Rajapaksa’s two-day state visit is the first official visit of a foreign leader since President Yameen’s election, and has seen agreements signed related to health, investment, and search and rescue services.
Maldivian Foreign Minister Dhunya Maumoon – speaking at today’s press conference in Kurumba resort – said that the Maldivian government appreciated the steps taken by the Sri Lankan government to ensure the safety of the the 9,400 citizens in the Maldives.
“Not that there are no serious issues,” she said. “But the media sometimes sensationalise these issues.”
On June 16, 2014, reports emerged that hard-line Buddhists hurled gasoline bombs and looted homes and businesses during attacks in several Muslim towns in southwestern Sri Lanka, killing three Muslims and seriously wounding more than 50 people.
Dunya said that the Maldivian embassy in Sri Lanka was closely monitoring the situation on a daily basis. She also revealed that land in the Maldivian capital had been granted for Sri Lanka to set up a new diplomatic premises.
Following Rajapaksa’s arrival yesterday, official bilateral talks were held between the two governments as well as a private meeting between the two heads of state. A special banquet in honour of the Sri Lankan president and first lady was held at Kurumba yesterday evening.
Dunya today noted the close personal links between the two nations with Sri Lankan expatriate workers greatly assisting the Maldivian economy while more than 80,000 Maldivians visited Sri Lanka in 2012.
“We recognise and applaud the tremendous post-conflict reconstruction efforts of the Sri Lankan Government. We believe that the Sri Lankan Government and its people can address and overcome the challenges of post-conflict reconstruction and rehabilitation,” said the foreign minister.
Details of the health MoU were also revealed yesterday, with three specialists per year travelling to the Maldives as well as places for five Maldivian students to study medicine in Sri Lanka.
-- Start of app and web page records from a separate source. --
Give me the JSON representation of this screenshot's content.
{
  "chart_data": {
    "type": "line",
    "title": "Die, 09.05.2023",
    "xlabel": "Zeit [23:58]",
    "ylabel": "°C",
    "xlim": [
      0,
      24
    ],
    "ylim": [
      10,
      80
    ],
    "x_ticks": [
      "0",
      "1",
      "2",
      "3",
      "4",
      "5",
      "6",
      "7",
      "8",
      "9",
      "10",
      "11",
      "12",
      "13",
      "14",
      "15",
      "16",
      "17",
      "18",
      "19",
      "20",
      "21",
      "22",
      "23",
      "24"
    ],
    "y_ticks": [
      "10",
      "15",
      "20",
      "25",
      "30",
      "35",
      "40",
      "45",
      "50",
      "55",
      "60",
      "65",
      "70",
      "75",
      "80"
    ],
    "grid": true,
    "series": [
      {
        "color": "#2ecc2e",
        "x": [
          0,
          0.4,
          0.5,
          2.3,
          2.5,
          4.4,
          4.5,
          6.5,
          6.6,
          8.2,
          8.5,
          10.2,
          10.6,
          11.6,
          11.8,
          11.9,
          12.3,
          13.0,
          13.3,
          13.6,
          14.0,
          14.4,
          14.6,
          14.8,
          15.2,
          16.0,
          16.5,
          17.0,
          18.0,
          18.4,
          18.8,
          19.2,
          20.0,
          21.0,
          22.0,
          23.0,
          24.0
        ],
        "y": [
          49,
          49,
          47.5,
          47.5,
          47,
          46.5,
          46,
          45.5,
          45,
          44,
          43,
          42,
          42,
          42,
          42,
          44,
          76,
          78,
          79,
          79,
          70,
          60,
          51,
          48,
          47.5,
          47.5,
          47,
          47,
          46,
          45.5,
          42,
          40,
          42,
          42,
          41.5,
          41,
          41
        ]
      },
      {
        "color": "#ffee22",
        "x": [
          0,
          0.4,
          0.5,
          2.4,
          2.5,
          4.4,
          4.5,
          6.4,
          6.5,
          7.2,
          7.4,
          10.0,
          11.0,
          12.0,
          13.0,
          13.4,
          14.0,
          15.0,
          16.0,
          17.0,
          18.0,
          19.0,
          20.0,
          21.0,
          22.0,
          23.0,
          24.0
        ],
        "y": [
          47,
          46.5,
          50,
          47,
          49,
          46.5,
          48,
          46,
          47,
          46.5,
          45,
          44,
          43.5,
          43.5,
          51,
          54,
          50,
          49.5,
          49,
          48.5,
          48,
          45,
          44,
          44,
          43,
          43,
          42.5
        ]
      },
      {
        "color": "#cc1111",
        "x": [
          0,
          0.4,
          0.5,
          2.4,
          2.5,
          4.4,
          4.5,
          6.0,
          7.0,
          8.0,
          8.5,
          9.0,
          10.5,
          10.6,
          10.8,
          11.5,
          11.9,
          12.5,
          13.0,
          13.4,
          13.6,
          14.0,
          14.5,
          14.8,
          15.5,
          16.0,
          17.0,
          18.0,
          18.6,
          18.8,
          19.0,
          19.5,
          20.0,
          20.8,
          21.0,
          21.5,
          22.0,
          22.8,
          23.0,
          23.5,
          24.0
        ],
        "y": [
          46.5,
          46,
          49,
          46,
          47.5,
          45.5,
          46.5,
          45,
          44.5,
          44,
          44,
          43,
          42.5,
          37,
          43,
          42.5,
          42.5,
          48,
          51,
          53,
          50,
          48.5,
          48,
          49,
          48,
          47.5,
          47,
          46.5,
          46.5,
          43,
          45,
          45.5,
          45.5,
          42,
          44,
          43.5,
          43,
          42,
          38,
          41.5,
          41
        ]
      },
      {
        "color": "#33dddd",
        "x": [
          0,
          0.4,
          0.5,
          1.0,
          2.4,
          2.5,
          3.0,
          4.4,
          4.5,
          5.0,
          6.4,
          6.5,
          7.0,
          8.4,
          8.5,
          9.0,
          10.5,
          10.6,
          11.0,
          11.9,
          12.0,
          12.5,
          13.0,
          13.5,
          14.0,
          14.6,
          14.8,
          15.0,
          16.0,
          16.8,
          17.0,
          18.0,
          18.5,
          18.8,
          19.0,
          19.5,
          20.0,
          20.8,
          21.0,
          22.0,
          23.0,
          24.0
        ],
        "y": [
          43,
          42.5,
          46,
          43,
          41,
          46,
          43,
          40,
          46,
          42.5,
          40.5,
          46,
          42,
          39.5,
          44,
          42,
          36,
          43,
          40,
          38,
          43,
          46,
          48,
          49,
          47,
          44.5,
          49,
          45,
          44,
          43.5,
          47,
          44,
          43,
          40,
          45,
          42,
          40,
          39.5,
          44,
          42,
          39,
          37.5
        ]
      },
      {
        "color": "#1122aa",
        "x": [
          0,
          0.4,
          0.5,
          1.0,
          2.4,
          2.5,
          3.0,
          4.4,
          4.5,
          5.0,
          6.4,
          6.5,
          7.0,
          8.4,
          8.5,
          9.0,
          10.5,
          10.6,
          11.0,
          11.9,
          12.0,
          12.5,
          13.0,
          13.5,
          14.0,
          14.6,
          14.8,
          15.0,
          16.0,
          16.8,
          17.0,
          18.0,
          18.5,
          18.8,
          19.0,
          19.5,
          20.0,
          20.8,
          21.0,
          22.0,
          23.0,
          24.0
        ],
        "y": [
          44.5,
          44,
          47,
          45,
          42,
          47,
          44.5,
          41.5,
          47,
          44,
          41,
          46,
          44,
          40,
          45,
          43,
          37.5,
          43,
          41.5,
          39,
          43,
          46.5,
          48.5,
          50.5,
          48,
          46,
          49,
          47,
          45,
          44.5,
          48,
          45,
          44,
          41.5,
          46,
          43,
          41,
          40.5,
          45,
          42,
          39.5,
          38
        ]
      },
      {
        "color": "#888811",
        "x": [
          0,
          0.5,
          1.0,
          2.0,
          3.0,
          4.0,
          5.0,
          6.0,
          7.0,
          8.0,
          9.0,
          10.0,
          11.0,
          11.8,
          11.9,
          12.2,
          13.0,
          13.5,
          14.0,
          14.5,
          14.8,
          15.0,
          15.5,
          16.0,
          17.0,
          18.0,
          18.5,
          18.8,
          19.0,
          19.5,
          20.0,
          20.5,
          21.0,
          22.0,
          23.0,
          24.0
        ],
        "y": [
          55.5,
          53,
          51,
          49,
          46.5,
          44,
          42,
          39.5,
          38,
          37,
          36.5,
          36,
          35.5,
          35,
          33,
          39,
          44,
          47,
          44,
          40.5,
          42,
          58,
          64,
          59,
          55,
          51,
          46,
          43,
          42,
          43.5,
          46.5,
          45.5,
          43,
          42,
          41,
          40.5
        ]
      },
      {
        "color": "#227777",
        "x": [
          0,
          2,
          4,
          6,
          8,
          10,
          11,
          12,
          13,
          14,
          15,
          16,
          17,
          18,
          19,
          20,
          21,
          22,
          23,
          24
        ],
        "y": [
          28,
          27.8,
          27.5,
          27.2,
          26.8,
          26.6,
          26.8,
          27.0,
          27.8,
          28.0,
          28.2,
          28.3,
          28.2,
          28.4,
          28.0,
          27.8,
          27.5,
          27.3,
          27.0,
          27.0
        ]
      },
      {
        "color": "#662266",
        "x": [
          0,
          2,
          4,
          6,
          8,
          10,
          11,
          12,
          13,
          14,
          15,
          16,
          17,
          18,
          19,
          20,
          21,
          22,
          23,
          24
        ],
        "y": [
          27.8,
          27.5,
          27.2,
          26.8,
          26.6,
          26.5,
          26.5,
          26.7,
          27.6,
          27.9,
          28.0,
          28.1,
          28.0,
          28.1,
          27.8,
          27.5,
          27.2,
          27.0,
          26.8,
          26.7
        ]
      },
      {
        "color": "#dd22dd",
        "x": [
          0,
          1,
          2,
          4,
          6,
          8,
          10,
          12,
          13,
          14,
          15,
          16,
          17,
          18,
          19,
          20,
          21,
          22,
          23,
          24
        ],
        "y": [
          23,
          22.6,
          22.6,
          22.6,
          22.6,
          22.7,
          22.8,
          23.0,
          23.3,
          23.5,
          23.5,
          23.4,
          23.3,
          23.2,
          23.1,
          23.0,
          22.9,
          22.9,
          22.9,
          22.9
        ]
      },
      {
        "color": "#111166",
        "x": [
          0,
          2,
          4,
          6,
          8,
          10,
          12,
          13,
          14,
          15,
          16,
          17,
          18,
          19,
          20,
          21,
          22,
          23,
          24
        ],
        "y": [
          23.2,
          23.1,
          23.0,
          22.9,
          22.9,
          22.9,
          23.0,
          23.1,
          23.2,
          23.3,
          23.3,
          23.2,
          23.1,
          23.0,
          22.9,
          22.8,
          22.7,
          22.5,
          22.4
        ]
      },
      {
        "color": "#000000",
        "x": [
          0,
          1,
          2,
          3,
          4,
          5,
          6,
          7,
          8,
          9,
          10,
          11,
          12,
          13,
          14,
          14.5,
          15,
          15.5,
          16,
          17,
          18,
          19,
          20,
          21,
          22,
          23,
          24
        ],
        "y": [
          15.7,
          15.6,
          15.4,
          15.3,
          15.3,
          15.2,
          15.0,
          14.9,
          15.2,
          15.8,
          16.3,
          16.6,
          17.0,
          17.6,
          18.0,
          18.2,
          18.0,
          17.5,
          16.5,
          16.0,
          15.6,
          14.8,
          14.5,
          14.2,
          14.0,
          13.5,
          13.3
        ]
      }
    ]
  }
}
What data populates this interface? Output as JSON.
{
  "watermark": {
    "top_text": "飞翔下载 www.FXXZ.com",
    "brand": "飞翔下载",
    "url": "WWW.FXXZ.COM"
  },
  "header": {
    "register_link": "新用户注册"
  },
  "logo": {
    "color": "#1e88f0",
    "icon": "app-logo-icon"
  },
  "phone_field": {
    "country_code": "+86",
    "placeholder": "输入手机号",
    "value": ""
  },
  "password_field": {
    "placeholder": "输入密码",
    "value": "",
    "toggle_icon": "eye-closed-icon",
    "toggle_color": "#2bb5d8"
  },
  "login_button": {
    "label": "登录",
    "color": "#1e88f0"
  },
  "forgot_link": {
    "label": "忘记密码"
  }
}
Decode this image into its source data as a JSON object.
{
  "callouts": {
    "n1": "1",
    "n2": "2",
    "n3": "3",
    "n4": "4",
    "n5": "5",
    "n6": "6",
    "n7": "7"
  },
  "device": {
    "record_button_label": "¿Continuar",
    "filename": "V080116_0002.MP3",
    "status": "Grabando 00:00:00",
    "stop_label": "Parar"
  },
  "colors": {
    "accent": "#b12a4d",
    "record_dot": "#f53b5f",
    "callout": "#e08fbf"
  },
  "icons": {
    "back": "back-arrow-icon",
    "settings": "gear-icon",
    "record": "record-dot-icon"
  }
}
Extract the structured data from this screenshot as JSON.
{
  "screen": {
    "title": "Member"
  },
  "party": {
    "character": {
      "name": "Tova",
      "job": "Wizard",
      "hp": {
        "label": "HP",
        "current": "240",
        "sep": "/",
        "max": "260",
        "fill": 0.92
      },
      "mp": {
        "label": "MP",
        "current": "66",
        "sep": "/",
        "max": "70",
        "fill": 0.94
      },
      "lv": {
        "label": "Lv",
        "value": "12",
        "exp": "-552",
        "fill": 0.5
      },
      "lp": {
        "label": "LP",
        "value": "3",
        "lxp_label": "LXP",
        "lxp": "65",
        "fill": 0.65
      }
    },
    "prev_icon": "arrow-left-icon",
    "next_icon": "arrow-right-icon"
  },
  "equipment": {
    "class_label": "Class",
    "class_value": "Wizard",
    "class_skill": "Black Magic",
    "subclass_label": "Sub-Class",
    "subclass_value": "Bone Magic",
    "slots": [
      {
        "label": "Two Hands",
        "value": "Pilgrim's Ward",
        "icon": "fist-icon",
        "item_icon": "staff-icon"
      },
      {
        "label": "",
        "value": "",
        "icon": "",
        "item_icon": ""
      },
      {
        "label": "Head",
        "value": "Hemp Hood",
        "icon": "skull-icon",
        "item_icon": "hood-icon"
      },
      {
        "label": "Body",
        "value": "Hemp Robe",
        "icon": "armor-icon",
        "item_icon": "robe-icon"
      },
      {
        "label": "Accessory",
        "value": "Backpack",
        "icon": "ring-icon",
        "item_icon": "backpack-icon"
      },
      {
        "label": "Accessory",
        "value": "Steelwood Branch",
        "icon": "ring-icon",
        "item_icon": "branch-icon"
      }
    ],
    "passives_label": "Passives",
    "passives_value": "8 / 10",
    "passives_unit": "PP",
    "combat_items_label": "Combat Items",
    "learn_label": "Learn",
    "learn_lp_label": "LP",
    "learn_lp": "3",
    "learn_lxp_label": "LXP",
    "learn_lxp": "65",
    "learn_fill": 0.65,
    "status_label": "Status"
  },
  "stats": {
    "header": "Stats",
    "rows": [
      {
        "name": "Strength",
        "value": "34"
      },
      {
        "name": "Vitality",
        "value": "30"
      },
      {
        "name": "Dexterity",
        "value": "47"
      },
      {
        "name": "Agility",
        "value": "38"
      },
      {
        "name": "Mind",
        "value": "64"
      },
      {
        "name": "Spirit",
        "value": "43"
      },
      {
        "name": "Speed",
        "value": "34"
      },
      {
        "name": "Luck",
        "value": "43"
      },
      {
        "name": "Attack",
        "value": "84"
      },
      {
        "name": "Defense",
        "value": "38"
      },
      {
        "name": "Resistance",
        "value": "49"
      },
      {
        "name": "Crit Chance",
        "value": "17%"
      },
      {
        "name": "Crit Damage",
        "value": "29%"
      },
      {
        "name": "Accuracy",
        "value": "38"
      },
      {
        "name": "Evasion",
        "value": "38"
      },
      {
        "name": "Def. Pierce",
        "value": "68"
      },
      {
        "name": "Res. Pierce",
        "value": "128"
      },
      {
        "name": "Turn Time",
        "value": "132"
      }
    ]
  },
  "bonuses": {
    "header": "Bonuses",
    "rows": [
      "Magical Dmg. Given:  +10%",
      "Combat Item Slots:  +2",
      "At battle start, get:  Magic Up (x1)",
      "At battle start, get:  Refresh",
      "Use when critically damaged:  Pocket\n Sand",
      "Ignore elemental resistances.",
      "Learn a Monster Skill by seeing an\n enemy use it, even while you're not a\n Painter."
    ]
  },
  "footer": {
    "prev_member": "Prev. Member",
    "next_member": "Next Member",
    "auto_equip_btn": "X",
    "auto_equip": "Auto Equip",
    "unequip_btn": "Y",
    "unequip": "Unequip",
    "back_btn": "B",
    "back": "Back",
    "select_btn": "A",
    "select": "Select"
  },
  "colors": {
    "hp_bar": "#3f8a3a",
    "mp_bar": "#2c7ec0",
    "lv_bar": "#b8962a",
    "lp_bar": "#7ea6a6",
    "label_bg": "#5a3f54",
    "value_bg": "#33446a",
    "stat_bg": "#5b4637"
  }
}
“Maldivians have been long standing consumers of the excellent education and health services in Sri Lanka. Under the agreement signed yesterday, the Maldives looks forward to further enhancing cooperation in the health sector, including in investing in human resources, recruitment of medical doctors and health professionals, and procurement of pharmaceuticals,” she added.
External Affairs Minister Peiris told press today that the agreements reached would have positive practical results for both nations, in particular new agreements on investment.
Trade between the two states grew by 40 percent last year, said Peiris, currently amounting to US$76 million – a figure he described as “satisfactory” with room for improvement.
“Major Sri Lankan investors are investing in the Maldives in a big way, particularly in tourism infrastructure,” he continued.
As part of today’s trip, a networking session was held in Malé for Sri Lanka’s business delegation, with Tourism Minister Ahmed Adeeb and Economic Development Minister Mohamed Saeed revealing details of investment opportunities in the Maldives.
Asked about discussions on Sri Lankan fishermen’s access to the travel through the Maldives’ territorial waters, Peiris said that such close allies had no need to hold official discussions “formally” about the right of innocent passage.
President Yameen had promised to explore during his corresponding trip to Sri Lanka in January, during which MoUs were signed regarding combating transnational crime , vocational training, and sports cooperation.